With recent political and geopolitical events, such as Brexit, ongoing unrest in Middle-East, an election of unpredictable US president tension with Putin’s Russia and others, and constant change in technology, future is more unpredictable as ever. To get some comfort in fast paced and ever changing lifestyle consumers are looking for traditions and authenticity. This doesn’t eliminate the need of innovations, instead its emphasizes the past as a reliable source for innovations – this can translate to the modern and innovative package to traditional beverages, craft movement with emphasis to authentic recipes or/and production methods, the launch of new products designed with local/traditional ingredients.
E-commerce is changing the whole consumer buying experience and it is going to influence the spirits industry. Brands who are exploiting the digital channels can interact faster and better with consumers, communicate their message to the consumer and gain new markets without heavy investment in distribution channels.
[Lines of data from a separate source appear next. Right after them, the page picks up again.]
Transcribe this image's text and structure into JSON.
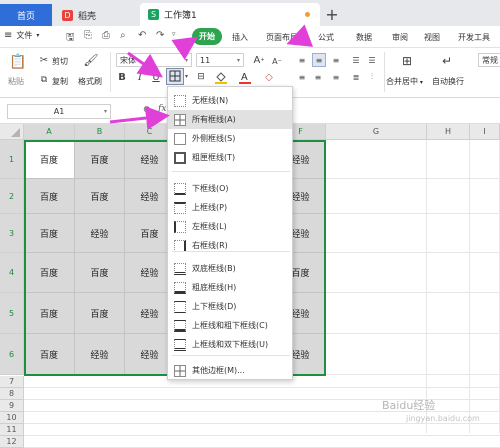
{
  "tabs": {
    "home": "首页",
    "doc": "稻壳",
    "doc_icon": "D",
    "workbook": "工作簿1",
    "workbook_icon": "S",
    "add": "+"
  },
  "menu": {
    "file": "文件",
    "start": "开始",
    "items": [
      "插入",
      "页面布局",
      "公式",
      "数据",
      "审阅",
      "视图",
      "开发工具"
    ]
  },
  "ribbon": {
    "paste": "粘贴",
    "cut": "剪切",
    "copy": "复制",
    "format_painter": "格式刷",
    "font_name": "宋体",
    "font_size": "11",
    "bold": "B",
    "italic": "I",
    "underline": "U",
    "grow_font": "A",
    "shrink_font": "A",
    "merge_center": "合并居中",
    "auto_wrap": "自动换行",
    "number_format": "常规"
  },
  "formula_bar": {
    "name_box": "A1",
    "fx": "fx"
  },
  "columns": [
    "A",
    "B",
    "C",
    "D",
    "E",
    "F",
    "G",
    "H",
    "I"
  ],
  "rows": [
    "1",
    "2",
    "3",
    "4",
    "5",
    "6",
    "7",
    "8",
    "9",
    "10",
    "11",
    "12"
  ],
  "cells": [
    [
      "百度",
      "百度",
      "经验",
      "",
      "",
      "经验"
    ],
    [
      "百度",
      "百度",
      "经验",
      "",
      "",
      "经验"
    ],
    [
      "百度",
      "经验",
      "百度",
      "",
      "",
      "经验"
    ],
    [
      "百度",
      "百度",
      "经验",
      "",
      "",
      "百度"
    ],
    [
      "百度",
      "百度",
      "经验",
      "",
      "",
      "经验"
    ],
    [
      "百度",
      "经验",
      "经验",
      "",
      "",
      "经验"
    ]
  ],
  "border_menu": {
    "items": [
      "无框线(N)",
      "所有框线(A)",
      "外侧框线(S)",
      "粗匣框线(T)",
      "下框线(O)",
      "上框线(P)",
      "左框线(L)",
      "右框线(R)",
      "双底框线(B)",
      "粗底框线(H)",
      "上下框线(D)",
      "上框线和粗下框线(C)",
      "上框线和双下框线(U)",
      "其他边框(M)..."
    ],
    "highlighted_index": 1
  },
  "watermark": {
    "brand": "Baidu经验",
    "url": "jingyan.baidu.com"
  },
  "colors": {
    "accent_green": "#2ea44f",
    "arrow_magenta": "#e040d8",
    "home_tab_blue": "#2f6dd8"
  }
}
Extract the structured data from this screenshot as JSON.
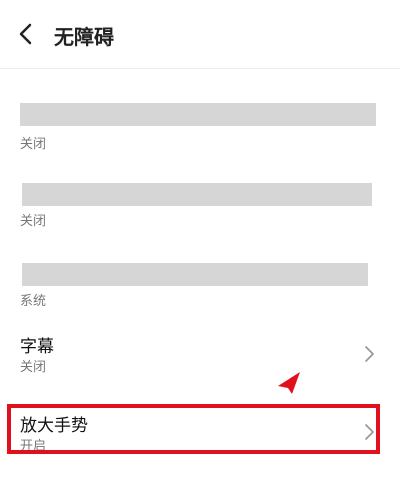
{
  "header": {
    "title": "无障碍",
    "back_icon": "chevron-left-icon"
  },
  "items": [
    {
      "status": "关闭",
      "title_redacted": true
    },
    {
      "status": "关闭",
      "title_redacted": true
    },
    {
      "status": "系统",
      "title_redacted": true
    },
    {
      "title": "字幕",
      "status": "关闭",
      "chevron": "chevron-right-icon"
    },
    {
      "title": "放大手势",
      "status": "开启",
      "chevron": "chevron-right-icon",
      "highlighted": true
    }
  ],
  "colors": {
    "highlight": "#e0101c",
    "redaction": "#d6d6d6"
  }
}
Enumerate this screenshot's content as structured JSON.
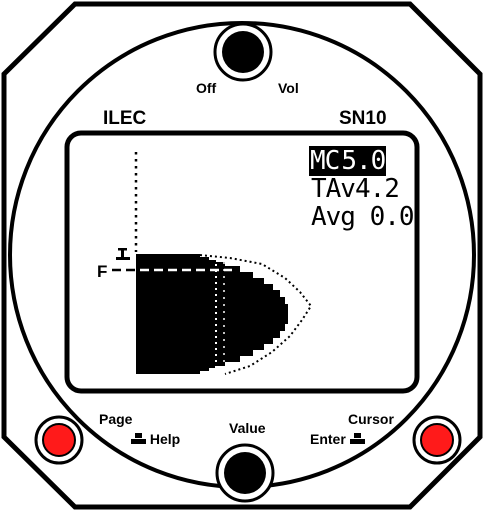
{
  "device": {
    "brand": "ILEC",
    "model": "SN10"
  },
  "controls": {
    "off_label": "Off",
    "vol_label": "Vol",
    "page_label": "Page",
    "help_label": "Help",
    "value_label": "Value",
    "cursor_label": "Cursor",
    "enter_label": "Enter"
  },
  "display": {
    "mc_label": "MC",
    "mc_value": "5.0",
    "tav_label": "TAv",
    "tav_value": "4.2",
    "avg_label": "Avg",
    "avg_value": "0.0",
    "marker_f": "F"
  },
  "colors": {
    "button_red": "#ff1a1a",
    "panel": "#ffffff",
    "ink": "#000000"
  },
  "icons": {
    "knob_top": "knob-icon",
    "knob_bottom": "knob-icon",
    "left_button": "red-button-icon",
    "right_button": "red-button-icon"
  }
}
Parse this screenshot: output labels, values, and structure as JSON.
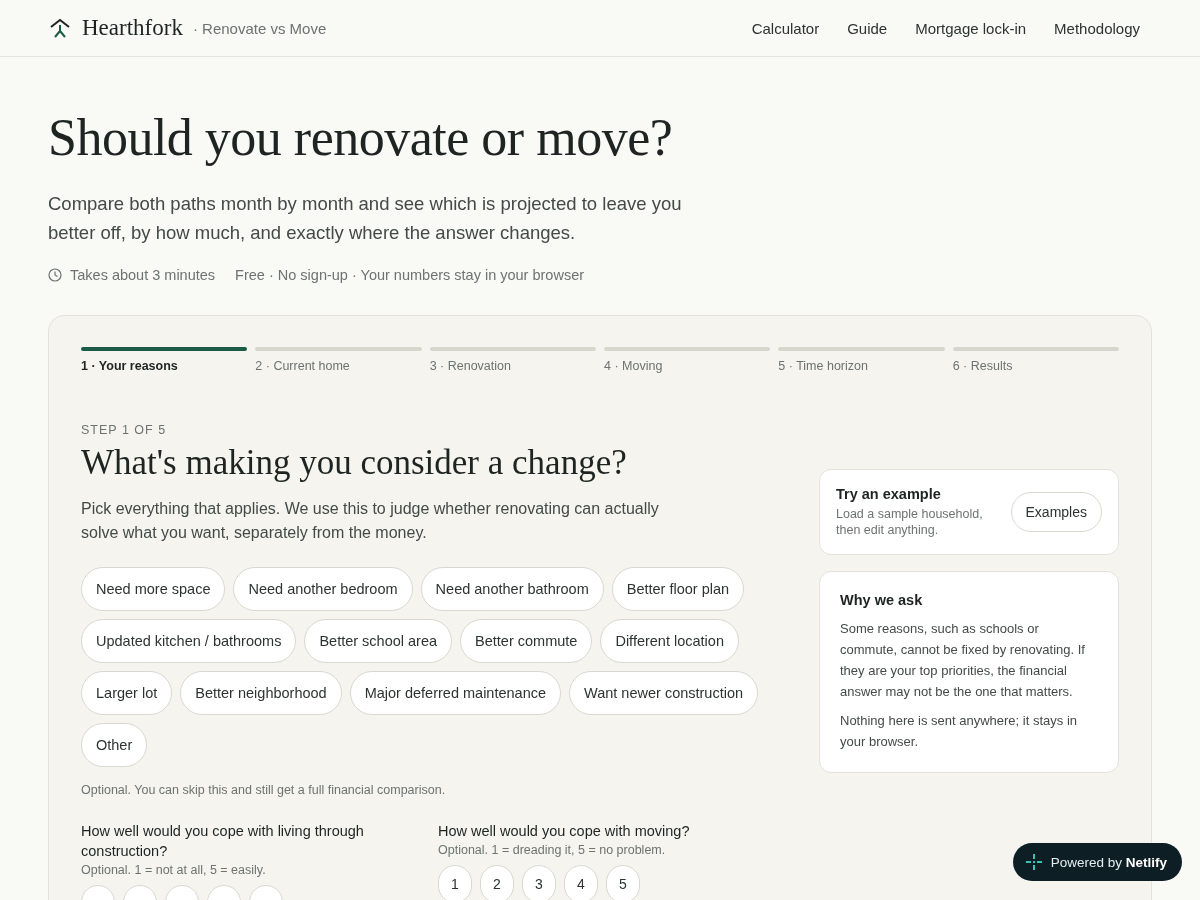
{
  "header": {
    "brand": "Hearthfork",
    "subtitle": "· Renovate vs Move",
    "nav": [
      {
        "label": "Calculator"
      },
      {
        "label": "Guide"
      },
      {
        "label": "Mortgage lock-in"
      },
      {
        "label": "Methodology"
      }
    ]
  },
  "hero": {
    "title": "Should you renovate or move?",
    "lead": "Compare both paths month by month and see which is projected to leave you better off, by how much, and exactly where the answer changes.",
    "time_note": "Takes about 3 minutes",
    "meta": "Free · No sign-up · Your numbers stay in your browser"
  },
  "steps": [
    {
      "label": "1 · Your reasons",
      "selected": true
    },
    {
      "label": "2 · Current home",
      "selected": false
    },
    {
      "label": "3 · Renovation",
      "selected": false
    },
    {
      "label": "4 · Moving",
      "selected": false
    },
    {
      "label": "5 · Time horizon",
      "selected": false
    },
    {
      "label": "6 · Results",
      "selected": false
    }
  ],
  "question": {
    "eyebrow": "STEP 1 OF 5",
    "title": "What's making you consider a change?",
    "intro": "Pick everything that applies. We use this to judge whether renovating can actually solve what you want, separately from the money.",
    "reasons": [
      {
        "label": "Need more space",
        "selected": false
      },
      {
        "label": "Need another bedroom",
        "selected": false
      },
      {
        "label": "Need another bathroom",
        "selected": false
      },
      {
        "label": "Better floor plan",
        "selected": false
      },
      {
        "label": "Updated kitchen / bathrooms",
        "selected": false
      },
      {
        "label": "Better school area",
        "selected": false
      },
      {
        "label": "Better commute",
        "selected": false
      },
      {
        "label": "Different location",
        "selected": false
      },
      {
        "label": "Larger lot",
        "selected": false
      },
      {
        "label": "Better neighborhood",
        "selected": false
      },
      {
        "label": "Major deferred maintenance",
        "selected": false
      },
      {
        "label": "Want newer construction",
        "selected": false
      },
      {
        "label": "Other",
        "selected": false
      }
    ],
    "note": "Optional. You can skip this and still get a full financial comparison."
  },
  "scales": [
    {
      "question": "How well would you cope with living through construction?",
      "hint": "Optional. 1 = not at all, 5 = easily.",
      "options": [
        {
          "selected": false
        },
        {
          "selected": false
        },
        {
          "selected": false
        },
        {
          "selected": false
        },
        {
          "selected": false
        }
      ]
    },
    {
      "question": "How well would you cope with moving?",
      "hint": "Optional. 1 = dreading it, 5 = no problem.",
      "options": [
        {
          "label": "1",
          "selected": false
        },
        {
          "label": "2",
          "selected": false
        },
        {
          "label": "3",
          "selected": false
        },
        {
          "label": "4",
          "selected": false
        },
        {
          "label": "5",
          "selected": false
        }
      ]
    }
  ],
  "example_card": {
    "title": "Try an example",
    "text": "Load a sample household, then edit anything.",
    "button": "Examples"
  },
  "why_card": {
    "title": "Why we ask",
    "paragraphs": [
      "Some reasons, such as schools or commute, cannot be fixed by renovating. If they are your top priorities, the financial answer may not be the one that matters.",
      "Nothing here is sent anywhere; it stays in your browser."
    ]
  },
  "badge": {
    "prefix": "Powered by",
    "brand": "Netlify"
  }
}
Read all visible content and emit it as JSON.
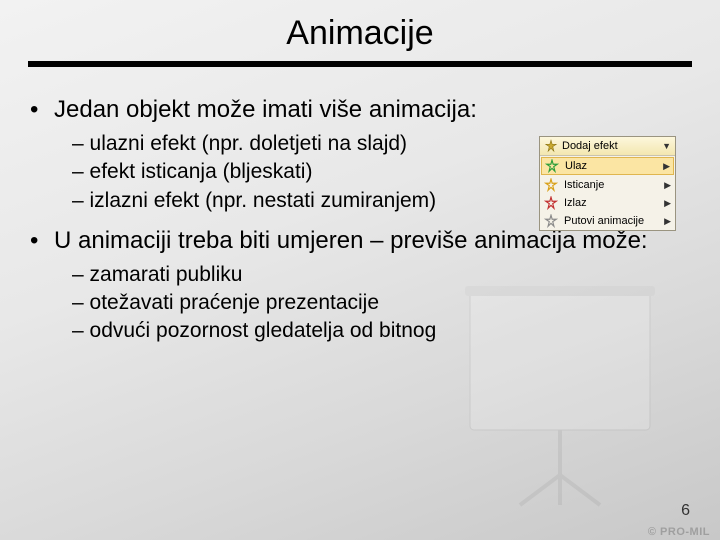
{
  "title": "Animacije",
  "bullets": [
    {
      "text": "Jedan objekt može imati više animacija:",
      "sub": [
        "– ulazni efekt (npr. doletjeti na slajd)",
        "– efekt isticanja (bljeskati)",
        "– izlazni efekt (npr. nestati zumiranjem)"
      ]
    },
    {
      "text": "U animaciji treba biti umjeren – previše animacija može:",
      "sub": [
        "– zamarati publiku",
        "– otežavati praćenje prezentacije",
        "– odvući pozornost gledatelja od bitnog"
      ]
    }
  ],
  "menu": {
    "header": "Dodaj efekt",
    "items": [
      {
        "label": "Ulaz",
        "color": "#2e9e3a",
        "selected": true
      },
      {
        "label": "Isticanje",
        "color": "#d9a017",
        "selected": false
      },
      {
        "label": "Izlaz",
        "color": "#c23030",
        "selected": false
      },
      {
        "label": "Putovi animacije",
        "color": "#8a8a8a",
        "selected": false
      }
    ]
  },
  "slide_number": "6",
  "watermark": "© PRO-MIL"
}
It’s still debatable if distillation won’t strip the terroir differences, but it gives an opportunity for the producer to tell the story to the consumer about the product – why it was made, how the location was chosen, what differentiates his brand from the others and so on – it’s a very powerful marketing tool that helps to connect to consumer on deeper level.
Whiskey continues to diversify and grow. With the explosion of craft distillery in the US, growing popularity of flavored whiskeys and solid growth of Irish whiskey, the whole whiskey category looks good. Besides craft distillers, growth will be driven by experimenting with aging conditions, selection of the wood, experimenting with different yeast strains and, of course, new flavor profiles trying to match fireball success story.
Long time gin category was dominated by a few multinationals, but in recent years, gin is having a renaissance. The biggest growth is coming from craft distillers who are boldly experimenting with new flavors and botanicals.
Although rum category is stagnant, it has a tremendous opportunity to grow to exploit same trends as whiskey – premiumization, launching new, single barrel, older expressions, experimenting with barrels, emphasizing country of origin and source/terroir of the main ingredient – molasses or sugar cane juice.
Coffee is one of the most popular non-alcoholic drink. With varietal coffees and innovative brewing techniques such as cold brew, vacuum pot, aero press, or a moka pot going mainstream, it’s only a question when it will translate to alcohol-spiked coffee to replace traditional over-sweet liqueurs.
Nobody for sure knows how it’s going to affect markets and economy and spirits industry in particular. Now the trade agreements are in place, but it may change soon. Even if trade agreements will be renegotiated successfully or Brexit won’t happen (UK parliament still need to vote) it will bring uncertainty in the whole drinks industry. The UK produced spirits (Scotch and gin mainly) might lose grounds in other markets to products produced in other countries. On the other hand, UK should see the growth of locally produced Eaux-de-vie, cognac/calvados type brandies, liqueurs, etc.
Original article was published in Beverage Industry Blog.